━━━━━ Records for processing ━━━━━
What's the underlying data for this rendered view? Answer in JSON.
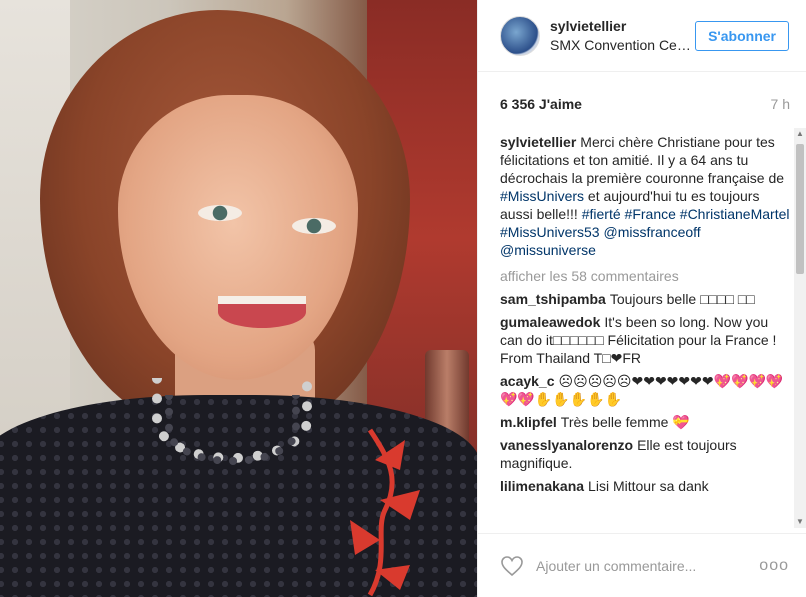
{
  "post": {
    "username": "sylvietellier",
    "location": "SMX Convention Center",
    "follow_label": "S'abonner",
    "likes": "6 356 J'aime",
    "time": "7 h"
  },
  "caption": {
    "user": "sylvietellier",
    "text_1": "Merci chère Christiane pour tes félicitations et ton amitié. Il y a 64 ans tu décrochais la première couronne française de ",
    "tag_1": "#MissUnivers",
    "text_2": " et aujourd'hui tu es toujours aussi belle!!! ",
    "tag_2": "#fierté",
    "tag_3": "#France",
    "tag_4": "#ChristianeMartel",
    "tag_5": "#MissUnivers53",
    "mention_1": "@missfranceoff",
    "mention_2": "@missuniverse"
  },
  "show_more": "afficher les 58 commentaires",
  "comments": [
    {
      "user": "sam_tshipamba",
      "text": "Toujours belle □□□□ □□"
    },
    {
      "user": "gumaleawedok",
      "text": "It's been so long. Now you can do it□□□□□□ Félicitation pour la France ! From Thailand T□❤FR"
    },
    {
      "user": "acayk_c",
      "text": "☹☹☹☹☹❤❤❤❤❤❤❤💖💖💖💖💖💖✋✋✋✋✋"
    },
    {
      "user": "m.klipfel",
      "text": "Très belle femme 💝"
    },
    {
      "user": "vanesslyanalorenzo",
      "text": "Elle est toujours magnifique."
    },
    {
      "user": "lilimenakana",
      "text": "Lisi Mittour sa dank"
    }
  ],
  "footer": {
    "placeholder": "Ajouter un commentaire...",
    "more": "ooo"
  },
  "colors": {
    "accent": "#3897f0",
    "link": "#003569",
    "muted": "#999999"
  },
  "icons": [
    "heart-icon",
    "more-options-icon",
    "scroll-up-icon",
    "scroll-down-icon"
  ]
}
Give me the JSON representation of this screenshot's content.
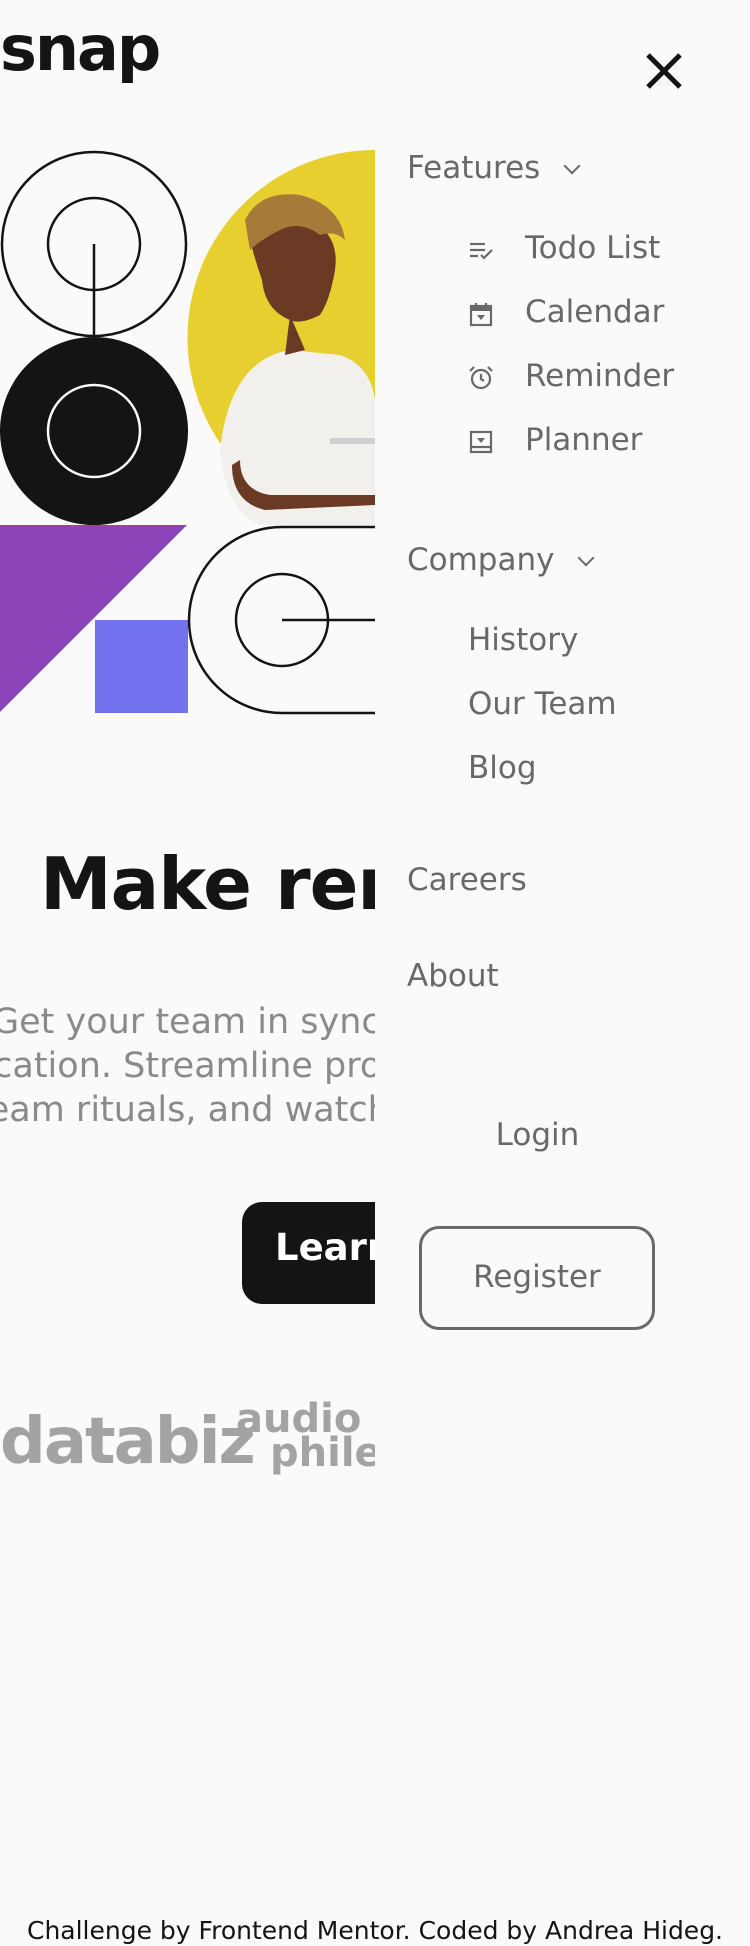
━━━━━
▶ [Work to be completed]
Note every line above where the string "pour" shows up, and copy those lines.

▶ [Answer]
    "text_1": "Merci chère Christiane pour tes félicitations et ton amitié. Il y a 64 ans tu décrochais la première couronne française de ",
      "text": "It's been so long. Now you can do it□□□□□□ Félicitation pour la France ! From Thailand T□❤FR"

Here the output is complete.